California Labor Code section 6310

It protects employees who complain about safety or health conditions or practices at work (including complaints made under California’s Occupational Safety and Health Act (OSHA).

California Labor Code section 6403.5

Protects employees who refuse to lift, position, or transfer a patient due to the health care worker’s concerns about patient or worker safety (including hospital workers who are asked to lift patients).


The damages you might recover if you win a wrongful termination case against an employer can take several forms. A common outcome of winning such a case is recovering compensation for wages and benefits that were lost as a result of being fired illegally. Other types of damages you may recover include:

  • Compensation for emotional distress experienced as a result of being fired
  • Compensation for the negative influence that being fired may have had on your professional reputation
  • If applicable, compensation for physical pain experienced due to wrongful termination
  • Attorney’s fees
  • If an employer’s actions were severely egregious, punitive damages

Additionally, many who file wrongful termination claims and lawsuits do so in the hopes of getting their jobs back. Although an ethical Los Angeles wrongful termination attorney can’t promise a specific outcome when they accept your case, this is a goal your lawyer may be able to help you pursue.

Be aware that ensuring your employer pays the price for illegally firing you will benefit both yourself and anyone else who currently works for them or who may work for them in the future. Employers who are guilty of wrongful termination are often less likely to break the law in this capacity again if they’re held accountable. By seeking the assistance of an established Los Angeles wrongful termination firm, you’re potentially helping others avoid this unpleasant experience you’ve had to go through.


The process of taking legal action against an employer with a Los Angeles wrongful termination lawyer’s help begins with an initial case evaluation. This free consultation gives a legal expert the opportunity to confirm whether you have a valid case. It also gives you a no-obligation chance to determine whether you believe a particular firm is equipped to serve you.

Your goal is to ensure this consultation is as informative and productive as possible. Thus, you may prepare for it by taking the following steps:

  • Draft a narrative: During your case evaluation at a Los Angeles wrongful termination firm, you’ll be explaining the circumstances of your firing and describing why you believe you were let go for illegal reasons.

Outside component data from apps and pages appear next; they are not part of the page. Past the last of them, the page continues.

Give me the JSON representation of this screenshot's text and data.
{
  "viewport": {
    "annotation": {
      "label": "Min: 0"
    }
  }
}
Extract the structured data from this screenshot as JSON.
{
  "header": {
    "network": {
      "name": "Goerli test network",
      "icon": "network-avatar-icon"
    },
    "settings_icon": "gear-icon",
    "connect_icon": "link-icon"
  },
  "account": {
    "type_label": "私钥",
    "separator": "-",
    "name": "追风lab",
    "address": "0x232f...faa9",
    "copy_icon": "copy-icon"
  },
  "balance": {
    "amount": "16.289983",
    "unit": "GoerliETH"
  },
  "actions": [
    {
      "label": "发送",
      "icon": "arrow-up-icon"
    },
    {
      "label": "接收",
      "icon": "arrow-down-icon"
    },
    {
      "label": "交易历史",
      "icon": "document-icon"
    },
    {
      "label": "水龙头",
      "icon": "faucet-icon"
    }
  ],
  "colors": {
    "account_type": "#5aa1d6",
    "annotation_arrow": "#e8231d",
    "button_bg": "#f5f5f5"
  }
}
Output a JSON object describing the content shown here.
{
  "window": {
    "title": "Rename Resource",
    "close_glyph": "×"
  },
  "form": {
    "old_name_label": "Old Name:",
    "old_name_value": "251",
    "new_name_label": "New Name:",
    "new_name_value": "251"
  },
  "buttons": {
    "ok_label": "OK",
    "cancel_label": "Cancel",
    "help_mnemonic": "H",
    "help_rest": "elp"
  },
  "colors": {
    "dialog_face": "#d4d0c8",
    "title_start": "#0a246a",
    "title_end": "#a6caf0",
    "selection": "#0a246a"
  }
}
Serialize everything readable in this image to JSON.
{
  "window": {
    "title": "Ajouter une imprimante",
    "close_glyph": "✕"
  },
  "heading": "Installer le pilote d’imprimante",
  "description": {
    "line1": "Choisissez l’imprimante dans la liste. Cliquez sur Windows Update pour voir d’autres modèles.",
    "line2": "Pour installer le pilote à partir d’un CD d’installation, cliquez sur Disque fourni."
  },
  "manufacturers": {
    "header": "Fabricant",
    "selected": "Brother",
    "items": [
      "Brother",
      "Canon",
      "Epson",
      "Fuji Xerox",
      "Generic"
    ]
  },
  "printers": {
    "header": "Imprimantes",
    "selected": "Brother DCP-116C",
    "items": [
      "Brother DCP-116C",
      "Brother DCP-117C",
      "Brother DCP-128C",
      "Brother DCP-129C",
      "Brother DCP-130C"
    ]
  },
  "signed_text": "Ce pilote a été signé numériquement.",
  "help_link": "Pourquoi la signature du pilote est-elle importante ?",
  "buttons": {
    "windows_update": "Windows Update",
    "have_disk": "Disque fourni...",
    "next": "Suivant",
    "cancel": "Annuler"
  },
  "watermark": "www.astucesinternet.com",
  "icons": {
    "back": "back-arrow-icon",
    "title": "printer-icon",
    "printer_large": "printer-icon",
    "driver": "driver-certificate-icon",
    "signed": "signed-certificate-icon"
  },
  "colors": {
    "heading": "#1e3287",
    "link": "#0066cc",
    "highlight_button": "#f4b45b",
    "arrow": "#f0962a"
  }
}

It’s easy to become angry or otherwise emotional when doing so. While this reaction is understandable, it can prevent you from clearly and calmly providing all the relevant details a lawyer needs when deciding if you have grounds to take legal action. Avoid this by drafting a thorough written narrative before meeting with an attorney.
  • Gather evidence: Your lawyer can thoroughly investigate your case to gather valuable evidence on your behalf. This is one of the many reasons it’s wise to hire an experienced Los Angeles wrongful termination lawyer when seeking justice. That said, you may have already gathered evidence that can help a lawyer assess your case when you first meet with them. Examples include copies of performance reviews, internal policy documents, emails from a supervisor, and more. Gather this evidence and bring it with you to your consultation.
  • Prepare questions: You probably have many questions about your case. Write them down so you remember to ask the important ones during your initial consultation.


If you believe that you have been wrongfully terminated or retaliated against at work, we want to hear from you. Azadian Law Group, PC serves the greater Los Angeles and Orange County areas and offers free consultations. To speak to one of our knowledgeable wrongful termination attorneys today, please call 626-449-4944 or 213-229-9031 or 949-662-5405 As we never charge our clients a penny out-of-pocket, you can rest assured that when we accept a case, we are standing behind our client 100% and will fight aggressively for their rights.



The following presents an overview of the broad range of employment law cases that our employment law attorneys are experienced at overseeing and favorably resolving.
Call Us

    Contact Us